=== INFORMATION SUPPLIED ===
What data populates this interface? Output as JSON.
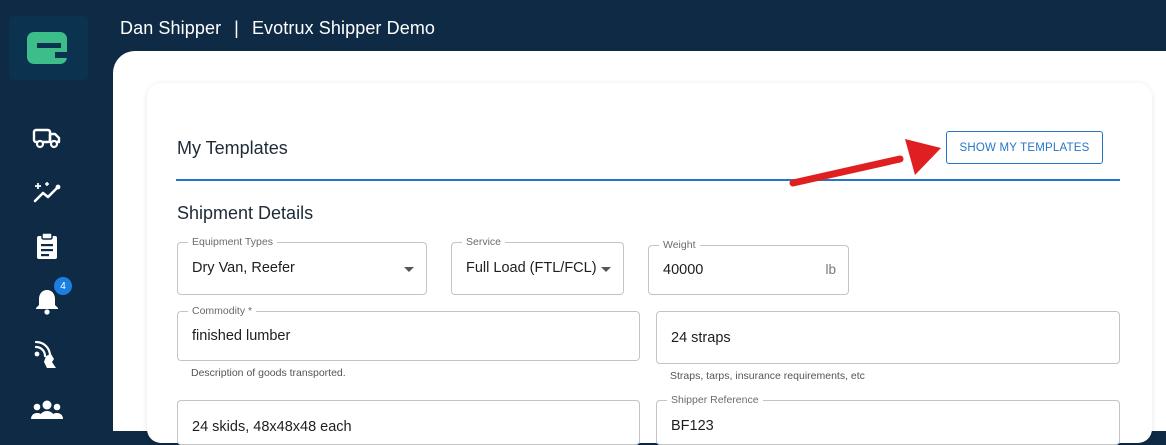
{
  "header": {
    "user_name": "Dan Shipper",
    "separator": "|",
    "company": "Evotrux Shipper Demo"
  },
  "sidebar": {
    "logo_letter": "e",
    "items": [
      {
        "icon": "truck-icon"
      },
      {
        "icon": "analytics-icon"
      },
      {
        "icon": "clipboard-icon"
      },
      {
        "icon": "bell-icon",
        "badge": "4"
      },
      {
        "icon": "tracking-icon"
      },
      {
        "icon": "users-icon"
      }
    ]
  },
  "templates": {
    "title": "My Templates",
    "button_label": "SHOW MY TEMPLATES"
  },
  "shipment": {
    "title": "Shipment Details",
    "equipment_types": {
      "label": "Equipment Types",
      "value": "Dry Van, Reefer"
    },
    "service": {
      "label": "Service",
      "value": "Full Load (FTL/FCL)"
    },
    "weight": {
      "label": "Weight",
      "value": "40000",
      "unit": "lb"
    },
    "commodity": {
      "label": "Commodity *",
      "value": "finished lumber",
      "helper": "Description of goods transported."
    },
    "requirements": {
      "value": "24 straps",
      "helper": "Straps, tarps, insurance requirements, etc"
    },
    "packaging": {
      "value": "24 skids, 48x48x48 each"
    },
    "shipper_reference": {
      "label": "Shipper Reference",
      "value": "BF123"
    }
  },
  "colors": {
    "sidebar": "#0f2a44",
    "accent": "#2775c9",
    "logo": "#3dbd8a",
    "annotation_arrow": "#e02020"
  }
}
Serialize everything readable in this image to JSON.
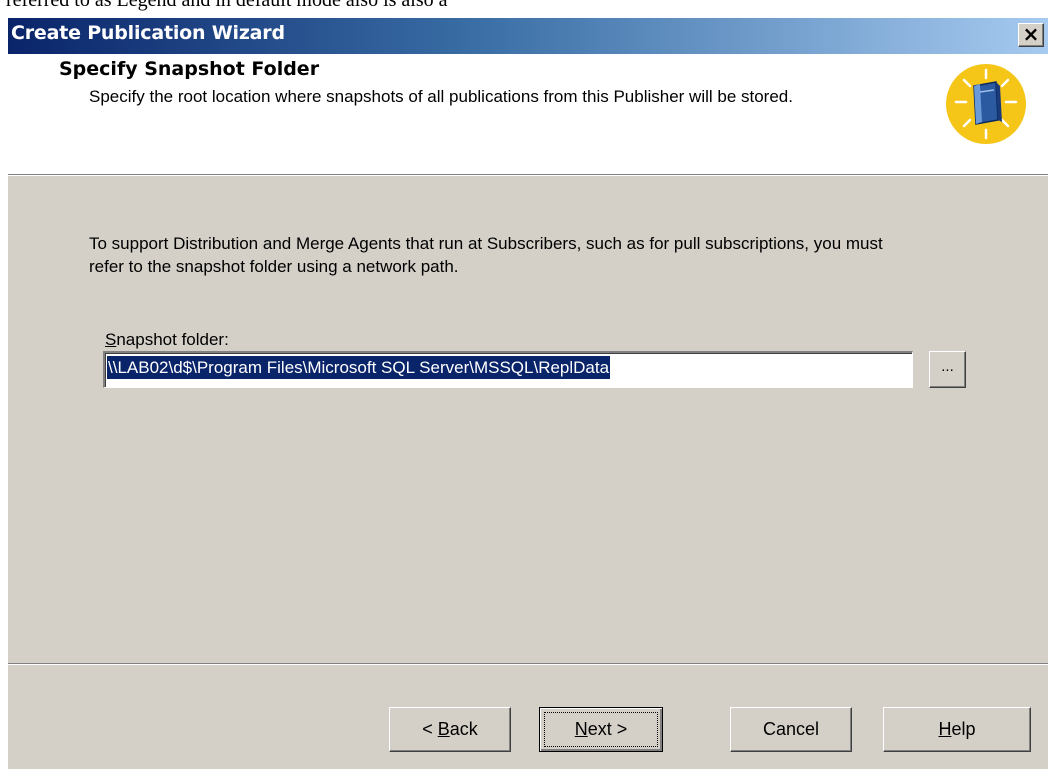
{
  "top_text": "referred to as Legend and in default mode also is also a",
  "window": {
    "title": "Create Publication Wizard",
    "close_label": "×"
  },
  "header": {
    "title": "Specify Snapshot Folder",
    "description": "Specify the root location where snapshots of all publications from this Publisher will be stored.",
    "icon": "wizard-book-icon"
  },
  "body": {
    "intro": "To support Distribution and Merge Agents that run at Subscribers, such as for pull subscriptions, you must refer to the snapshot folder using a network path.",
    "folder_label_mnemonic": "S",
    "folder_label_rest": "napshot folder:",
    "folder_value": "\\\\LAB02\\d$\\Program Files\\Microsoft SQL Server\\MSSQL\\ReplData",
    "browse_label": "..."
  },
  "footer": {
    "back_prefix": "< ",
    "back_mnemonic": "B",
    "back_rest": "ack",
    "next_mnemonic": "N",
    "next_rest": "ext >",
    "cancel_label": "Cancel",
    "help_mnemonic": "H",
    "help_rest": "elp"
  }
}
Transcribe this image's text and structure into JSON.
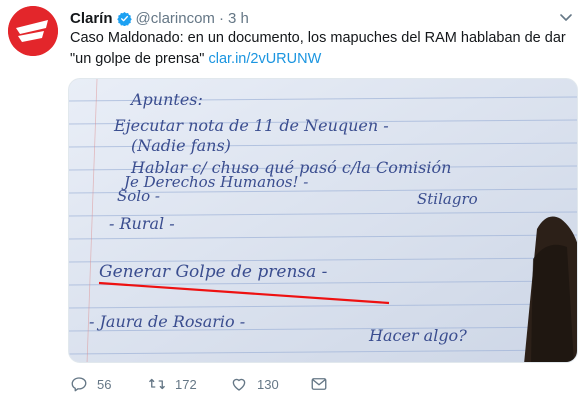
{
  "account": {
    "name": "Clarín",
    "handle": "@clarincom",
    "separator": "·",
    "time": "3 h",
    "avatar_color": "#e3262b",
    "verified_color": "#1da1f2"
  },
  "tweet": {
    "text": "Caso Maldonado: en un documento, los mapuches del RAM hablaban de dar \"un golpe de prensa\" ",
    "link": "clar.in/2vURUNW",
    "link_color": "#1b95e0"
  },
  "image": {
    "handwriting": [
      "Apuntes:",
      "Ejecutar nota de 11 de Neuquen -",
      "(Nadie fans)",
      "Hablar c/ chuso qué pasó c/la Comisión",
      "Je Derechos Humanos! -",
      "Solo -",
      "Stilagro",
      "- Rural -",
      "Generar Golpe de prensa -",
      "- Jaura de Rosario -",
      "Hacer algo?"
    ]
  },
  "actions": {
    "reply_count": "56",
    "retweet_count": "172",
    "like_count": "130",
    "reply_icon": "reply-icon",
    "retweet_icon": "retweet-icon",
    "like_icon": "heart-icon",
    "dm_icon": "direct-message-icon"
  }
}
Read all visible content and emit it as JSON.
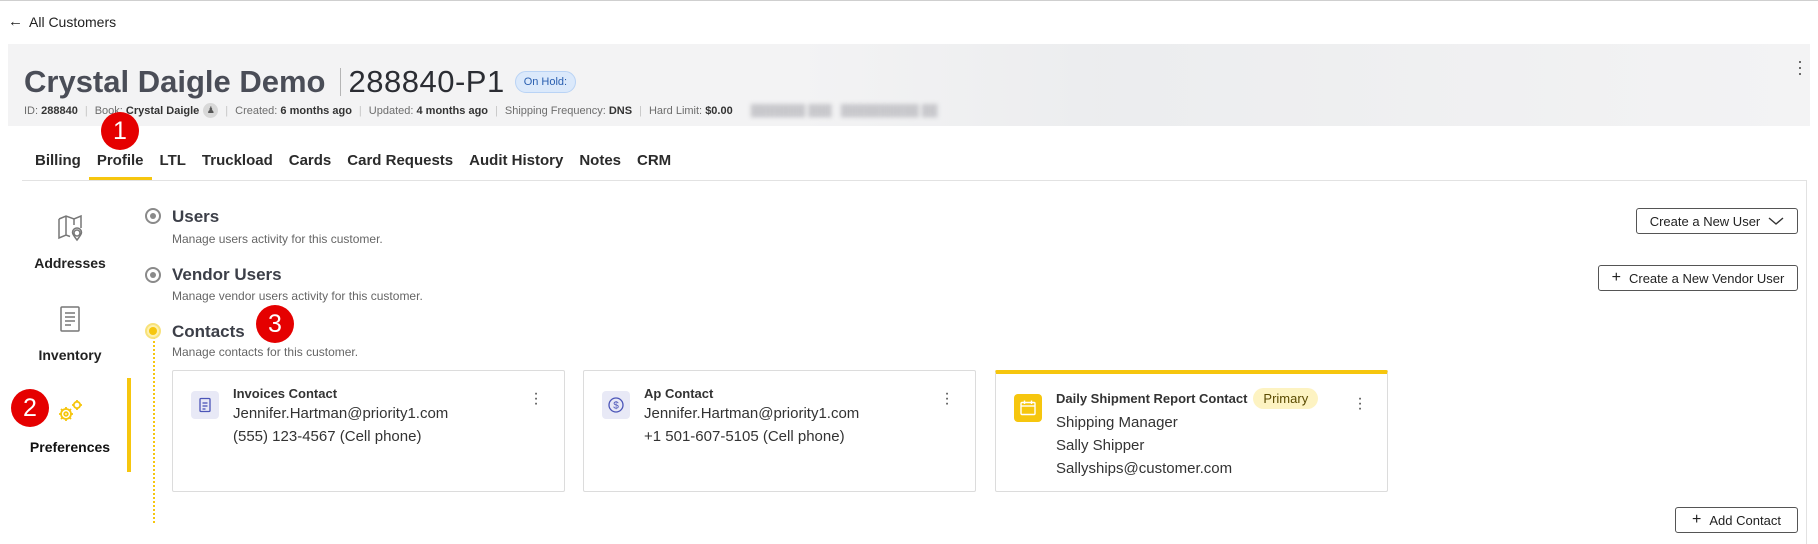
{
  "back_link": {
    "label": "All Customers"
  },
  "header": {
    "customer_name": "Crystal Daigle Demo",
    "account_number": "288840-P1",
    "status_badge": "On Hold:",
    "meta": {
      "id_label": "ID:",
      "id_value": "288840",
      "book_label": "Book:",
      "book_value": "Crystal Daigle",
      "created_label": "Created:",
      "created_value": "6 months ago",
      "updated_label": "Updated:",
      "updated_value": "4 months ago",
      "shipping_label": "Shipping Frequency:",
      "shipping_value": "DNS",
      "hard_limit_label": "Hard Limit:",
      "hard_limit_value": "$0.00"
    }
  },
  "tabs": [
    {
      "label": "Billing"
    },
    {
      "label": "Profile",
      "active": true
    },
    {
      "label": "LTL"
    },
    {
      "label": "Truckload"
    },
    {
      "label": "Cards"
    },
    {
      "label": "Card Requests"
    },
    {
      "label": "Audit History"
    },
    {
      "label": "Notes"
    },
    {
      "label": "CRM"
    }
  ],
  "side_nav": [
    {
      "label": "Addresses",
      "icon": "map-pin-icon"
    },
    {
      "label": "Inventory",
      "icon": "receipt-icon"
    },
    {
      "label": "Preferences",
      "icon": "gears-icon",
      "active": true
    }
  ],
  "sections": {
    "users": {
      "title": "Users",
      "subtitle": "Manage users activity for this customer.",
      "button": "Create a New User"
    },
    "vendor_users": {
      "title": "Vendor Users",
      "subtitle": "Manage vendor users activity for this customer.",
      "button": "Create a New Vendor User"
    },
    "contacts": {
      "title": "Contacts",
      "subtitle": "Manage contacts for this customer.",
      "button": "Add Contact"
    }
  },
  "contacts": [
    {
      "title": "Invoices Contact",
      "icon": "document-icon",
      "lines": [
        "Jennifer.Hartman@priority1.com",
        "(555) 123-4567 (Cell phone)"
      ]
    },
    {
      "title": "Ap Contact",
      "icon": "dollar-icon",
      "lines": [
        "Jennifer.Hartman@priority1.com",
        "+1 501-607-5105 (Cell phone)"
      ]
    },
    {
      "title": "Daily Shipment Report Contact",
      "icon": "calendar-icon",
      "badge": "Primary",
      "lines": [
        "Shipping Manager",
        "Sally Shipper",
        "Sallyships@customer.com"
      ]
    }
  ],
  "step_markers": [
    "1",
    "2",
    "3"
  ],
  "colors": {
    "accent": "#f6c60e",
    "marker": "#e50000",
    "badge_blue": "#dbe9fb"
  }
}
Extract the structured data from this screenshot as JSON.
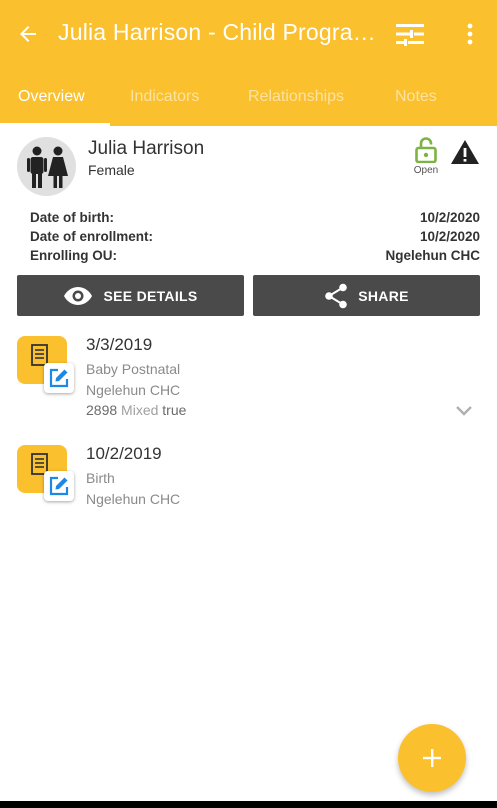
{
  "toolbar": {
    "title": "Julia Harrison - Child Programme",
    "back_icon": "arrow-back-icon",
    "filter_icon": "filter-icon",
    "more_icon": "more-vert-icon"
  },
  "tabs": [
    {
      "label": "Overview",
      "active": true
    },
    {
      "label": "Indicators",
      "active": false
    },
    {
      "label": "Relationships",
      "active": false
    },
    {
      "label": "Notes",
      "active": false
    }
  ],
  "profile": {
    "name": "Julia Harrison",
    "sex": "Female",
    "status_label": "Open",
    "status_color": "#7CB342"
  },
  "details": [
    {
      "label": "Date of birth:",
      "value": "10/2/2020"
    },
    {
      "label": "Date of enrollment:",
      "value": "10/2/2020"
    },
    {
      "label": "Enrolling OU:",
      "value": "Ngelehun CHC"
    }
  ],
  "actions": {
    "see_details": "SEE DETAILS",
    "share": "SHARE"
  },
  "events": [
    {
      "date": "3/3/2019",
      "stage": "Baby Postnatal",
      "org_unit": "Ngelehun CHC",
      "values": [
        "2898",
        "Mixed",
        "true"
      ]
    },
    {
      "date": "10/2/2019",
      "stage": "Birth",
      "org_unit": "Ngelehun CHC"
    }
  ],
  "fab": {
    "label": "+"
  },
  "colors": {
    "primary": "#FBC02D",
    "button_dark": "#4a4a4a"
  }
}
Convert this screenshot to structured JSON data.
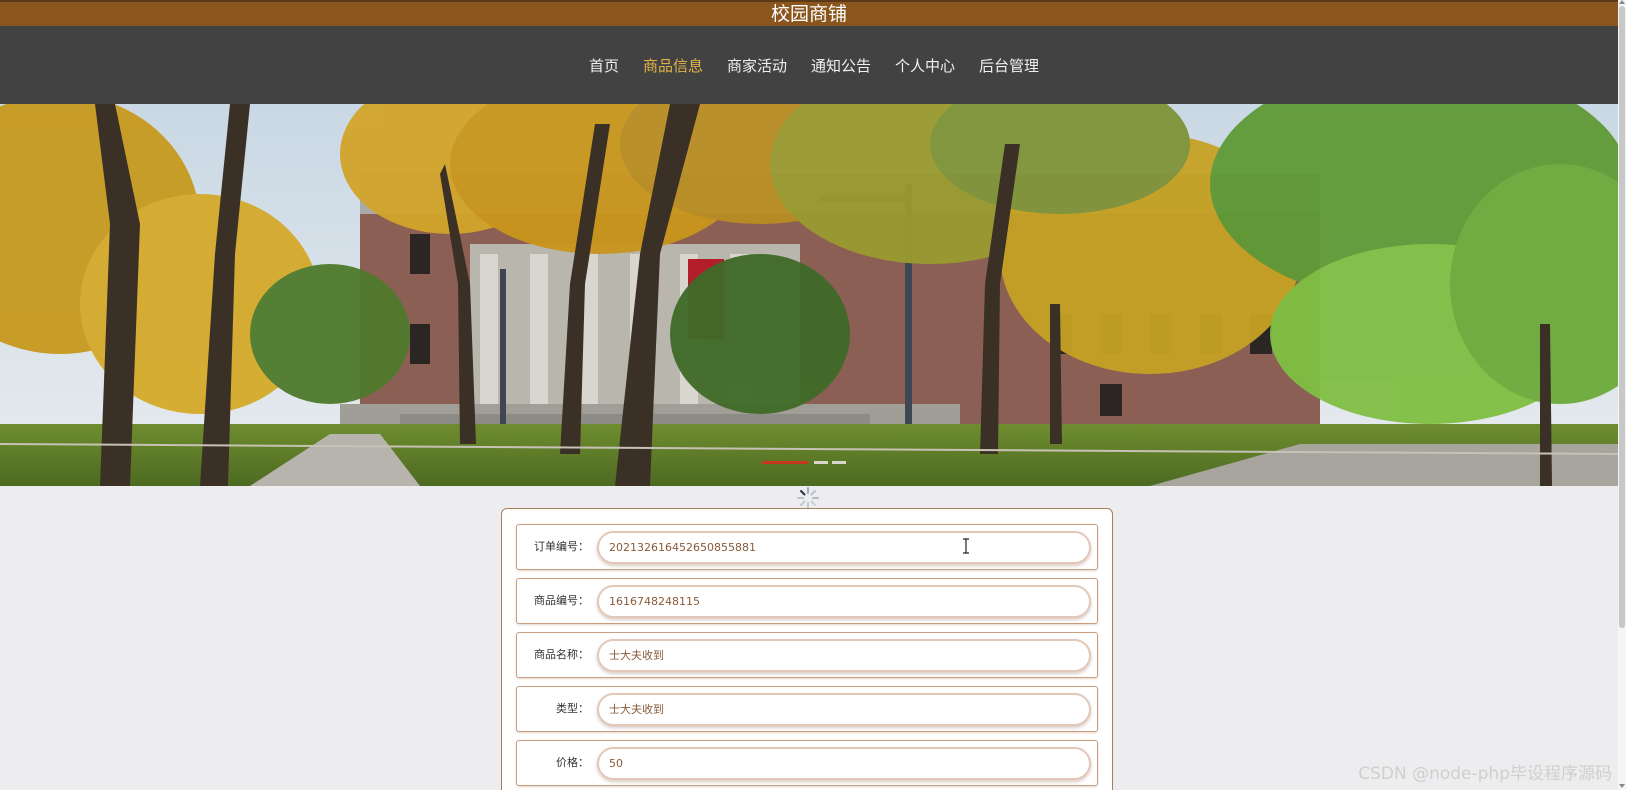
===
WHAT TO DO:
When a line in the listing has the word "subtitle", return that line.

RESPONSE TO THIS EXERCISE:
      "subtitle": "Manage users activity for this customer.",
      "subtitle": "Manage vendor users activity for this customer.",
      "subtitle": "Manage contacts for this customer.",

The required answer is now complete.